In addition to the foregoing grounds for reversing the Deputy Commissioner's decision, the Court also concludes that the record does not contain substantial evidence in support of the Deputy Commissioner's findings and that in certain respects his findings are contrary to the record. Crucial to his rejection of the claim is Finding Nine, which states, in part
The Deputy Commissioner's findings are to be accepted if they are supported by substantial evidence on the record as a whole. O'Leary v. Brown-Pacific-Maxon, Inc., 340 U.S. 504, 71 S.Ct. 470, 95 L.Ed. 483 (1951); J.V. Vozzolo, Inc. v. Britton, D.C. Cir., 377 F.2d 144 (February 14, 1967). But this does not mean that findings unsupported by substantial evidence may not be set aside. Howell v. Einbinder, 121 U.S.App.D.C. 312, 350 F.2d 442 (1965); Hancock v. Einbinder, 114 U.S. App.D.C. 67, 310 F.2d 872 (1962); Phoenix Assurance Co. of New York v. Britton, 110 U.S.App.D.C. 118, 289 F.2d 784 (1961); Fidelity Casualty Co. of New York v. Burris, 61 App.D.C. 228, 59 F.2d 1042 (1932).
"that the left inguinal hernia sustained by the employee was the result of abnormal intra-abdominal pressure produced by the repeated episodes of intense vomiting which started in the early evening of November 18, 1961; that neither the chronic duodenal ulcer, gastritis (inflammation of the stomach) nor the hernia was caused or materially aggravated by the employment; that the intense vomiting was the result of the irritation of the ulcer and stomach, which was produced by the ingestion of alcohol; that the employee did not sustain a left inguinal hernia as a result of a lifting incident while at work for the employer on November 18, 1961; that the claimant did not sustain an injury arising out of and in the course of the employment;"
This finding is without evidentiary support in the record, let alone the kind of substantial support that would be necessary to sustain it. There was medical testimony to the effect that intense vomiting could create intra-abdominal pressure that might cause a hernia; but this was hypothetical testimony. There was no factual evidence whatever that this is what occurred on the evening in question to William O. Steele. On the contrary, Steele's fellow employee, who was with him all afternoon at home, who went with him to work, and who observed him when he first complained of pains, testified that Steele did not complain of any illness prior to the pain which occurred while he was pushing a table across the floor in the hall of the Synagogue. Both medical witnesses testified that the occurrence of pain in the abdominal region prior either to the appearance of a mass or vomiting would be consistent with the occurence of a hernia caused by physical strain. Only if vomiting occurs first would there be indication that the hernia was caused by intra-abdominal pressures resulting from intense vomiting. The testimony was that Steele complained of severe pain first. That, together with the fact that Steele did not have an ulcer at the time, but only "superficial chronic gastritis," gave the Deputy Commissioner absolutely no basis in the record for this finding.
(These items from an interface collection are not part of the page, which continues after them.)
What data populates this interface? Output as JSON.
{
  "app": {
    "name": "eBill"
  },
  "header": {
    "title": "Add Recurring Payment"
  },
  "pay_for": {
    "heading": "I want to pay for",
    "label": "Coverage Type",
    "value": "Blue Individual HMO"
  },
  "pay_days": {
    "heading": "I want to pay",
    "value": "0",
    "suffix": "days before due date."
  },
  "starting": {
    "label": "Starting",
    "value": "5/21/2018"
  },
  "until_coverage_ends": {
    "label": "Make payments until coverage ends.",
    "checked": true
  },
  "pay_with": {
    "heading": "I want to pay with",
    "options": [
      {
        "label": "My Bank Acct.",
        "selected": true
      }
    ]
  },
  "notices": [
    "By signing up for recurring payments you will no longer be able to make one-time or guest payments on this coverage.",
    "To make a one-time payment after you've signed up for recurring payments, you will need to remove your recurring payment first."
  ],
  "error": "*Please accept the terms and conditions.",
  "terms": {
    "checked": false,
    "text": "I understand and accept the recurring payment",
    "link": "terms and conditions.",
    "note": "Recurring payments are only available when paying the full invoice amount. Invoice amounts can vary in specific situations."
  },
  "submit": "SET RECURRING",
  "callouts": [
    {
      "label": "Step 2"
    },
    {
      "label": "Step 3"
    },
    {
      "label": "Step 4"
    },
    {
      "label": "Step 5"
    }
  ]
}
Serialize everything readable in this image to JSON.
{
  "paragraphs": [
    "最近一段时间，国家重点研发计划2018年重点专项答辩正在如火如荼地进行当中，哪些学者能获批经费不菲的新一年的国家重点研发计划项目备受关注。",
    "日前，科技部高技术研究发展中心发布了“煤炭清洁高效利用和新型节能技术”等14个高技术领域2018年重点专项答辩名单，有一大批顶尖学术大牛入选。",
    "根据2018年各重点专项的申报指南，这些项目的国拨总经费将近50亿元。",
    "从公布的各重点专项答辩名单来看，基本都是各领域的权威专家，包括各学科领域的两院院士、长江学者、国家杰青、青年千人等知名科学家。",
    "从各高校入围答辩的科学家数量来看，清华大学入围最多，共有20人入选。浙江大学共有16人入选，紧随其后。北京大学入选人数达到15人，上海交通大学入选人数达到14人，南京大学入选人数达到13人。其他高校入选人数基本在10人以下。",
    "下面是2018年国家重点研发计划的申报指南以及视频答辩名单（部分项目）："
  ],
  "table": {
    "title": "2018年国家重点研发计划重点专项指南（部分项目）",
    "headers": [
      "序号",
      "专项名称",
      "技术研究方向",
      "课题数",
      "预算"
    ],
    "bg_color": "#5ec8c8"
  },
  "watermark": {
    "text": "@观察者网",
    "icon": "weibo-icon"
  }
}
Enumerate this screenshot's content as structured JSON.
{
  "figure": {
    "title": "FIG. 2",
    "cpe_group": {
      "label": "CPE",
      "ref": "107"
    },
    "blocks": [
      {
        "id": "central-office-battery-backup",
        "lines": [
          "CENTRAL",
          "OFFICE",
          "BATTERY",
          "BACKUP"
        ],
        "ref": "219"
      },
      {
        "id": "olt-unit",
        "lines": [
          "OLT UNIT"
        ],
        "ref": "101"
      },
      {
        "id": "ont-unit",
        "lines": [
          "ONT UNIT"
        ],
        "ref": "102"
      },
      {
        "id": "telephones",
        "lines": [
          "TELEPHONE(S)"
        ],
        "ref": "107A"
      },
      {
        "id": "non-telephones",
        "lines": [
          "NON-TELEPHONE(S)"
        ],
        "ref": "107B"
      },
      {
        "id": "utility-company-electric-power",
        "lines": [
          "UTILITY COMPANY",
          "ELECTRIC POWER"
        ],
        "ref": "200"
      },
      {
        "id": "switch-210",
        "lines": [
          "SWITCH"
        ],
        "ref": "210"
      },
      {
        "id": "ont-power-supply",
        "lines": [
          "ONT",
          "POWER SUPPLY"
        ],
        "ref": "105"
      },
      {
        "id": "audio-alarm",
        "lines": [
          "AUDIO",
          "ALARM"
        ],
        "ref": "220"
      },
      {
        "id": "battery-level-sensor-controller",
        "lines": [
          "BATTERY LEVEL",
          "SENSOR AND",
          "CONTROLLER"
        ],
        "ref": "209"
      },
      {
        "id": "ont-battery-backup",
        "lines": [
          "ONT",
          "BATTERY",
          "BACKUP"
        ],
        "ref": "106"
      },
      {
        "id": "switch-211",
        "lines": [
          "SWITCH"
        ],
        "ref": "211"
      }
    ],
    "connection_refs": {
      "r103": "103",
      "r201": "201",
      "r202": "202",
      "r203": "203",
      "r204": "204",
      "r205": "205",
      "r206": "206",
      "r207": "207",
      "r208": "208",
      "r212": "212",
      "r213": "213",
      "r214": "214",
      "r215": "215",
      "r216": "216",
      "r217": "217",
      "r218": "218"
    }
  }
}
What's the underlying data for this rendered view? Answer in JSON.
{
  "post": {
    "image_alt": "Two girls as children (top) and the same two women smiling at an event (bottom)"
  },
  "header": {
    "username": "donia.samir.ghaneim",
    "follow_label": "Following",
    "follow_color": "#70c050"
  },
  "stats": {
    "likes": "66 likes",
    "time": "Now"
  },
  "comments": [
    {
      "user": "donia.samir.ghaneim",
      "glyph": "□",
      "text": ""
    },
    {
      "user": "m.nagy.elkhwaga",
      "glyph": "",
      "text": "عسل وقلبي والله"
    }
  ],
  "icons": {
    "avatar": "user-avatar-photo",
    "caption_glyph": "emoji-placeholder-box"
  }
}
For the foregoing reasons, the plaintiffs' motion for summary judgment is granted, and the motions for summary judgment made by defendant Deputy Commissioner and intervening defendants Aetna Casualty Surety Co. and Beth Sholom Congregation and Talmud Torah are denied.